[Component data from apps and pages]
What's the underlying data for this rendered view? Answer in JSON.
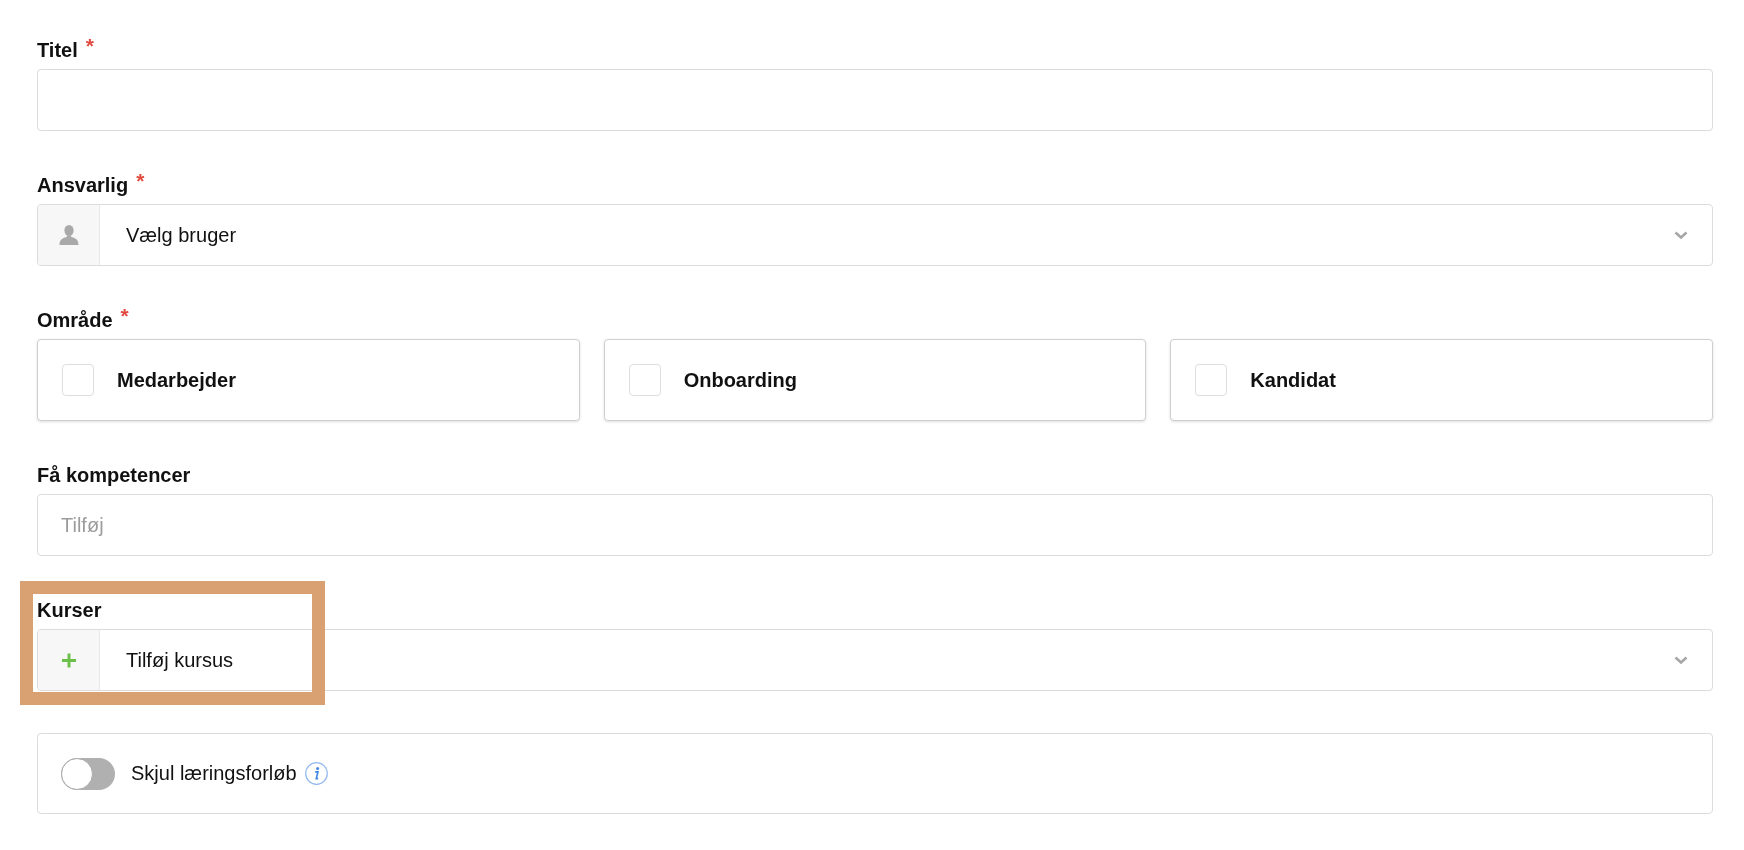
{
  "fields": [
    {
      "kind": "text",
      "label": "Titel",
      "required_mark": "*"
    },
    {
      "kind": "user_select",
      "label": "Ansvarlig",
      "required_mark": "*",
      "value": "Vælg bruger"
    },
    {
      "kind": "checkboxes",
      "label": "Område",
      "required_mark": "*",
      "options": [
        {
          "label": "Medarbejder",
          "checked": false
        },
        {
          "label": "Onboarding",
          "checked": false
        },
        {
          "label": "Kandidat",
          "checked": false
        }
      ]
    },
    {
      "kind": "text",
      "label": "Få kompetencer",
      "placeholder": "Tilføj"
    },
    {
      "kind": "add_select",
      "label": "Kurser",
      "value": "Tilføj kursus",
      "highlighted": true
    },
    {
      "kind": "toggle",
      "label": "Skjul læringsforløb",
      "on": false,
      "info": true
    }
  ]
}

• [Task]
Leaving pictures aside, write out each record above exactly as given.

• [Response area]
What's the underlying data for this rendered view? Answer in JSON.
{
  "fields": [
    {
      "kind": "text",
      "label": "Titel",
      "required_mark": "*"
    },
    {
      "kind": "user_select",
      "label": "Ansvarlig",
      "required_mark": "*",
      "value": "Vælg bruger"
    },
    {
      "kind": "checkboxes",
      "label": "Område",
      "required_mark": "*",
      "options": [
        {
          "label": "Medarbejder",
          "checked": false
        },
        {
          "label": "Onboarding",
          "checked": false
        },
        {
          "label": "Kandidat",
          "checked": false
        }
      ]
    },
    {
      "kind": "text",
      "label": "Få kompetencer",
      "placeholder": "Tilføj"
    },
    {
      "kind": "add_select",
      "label": "Kurser",
      "value": "Tilføj kursus",
      "highlighted": true
    },
    {
      "kind": "toggle",
      "label": "Skjul læringsforløb",
      "on": false,
      "info": true
    }
  ]
}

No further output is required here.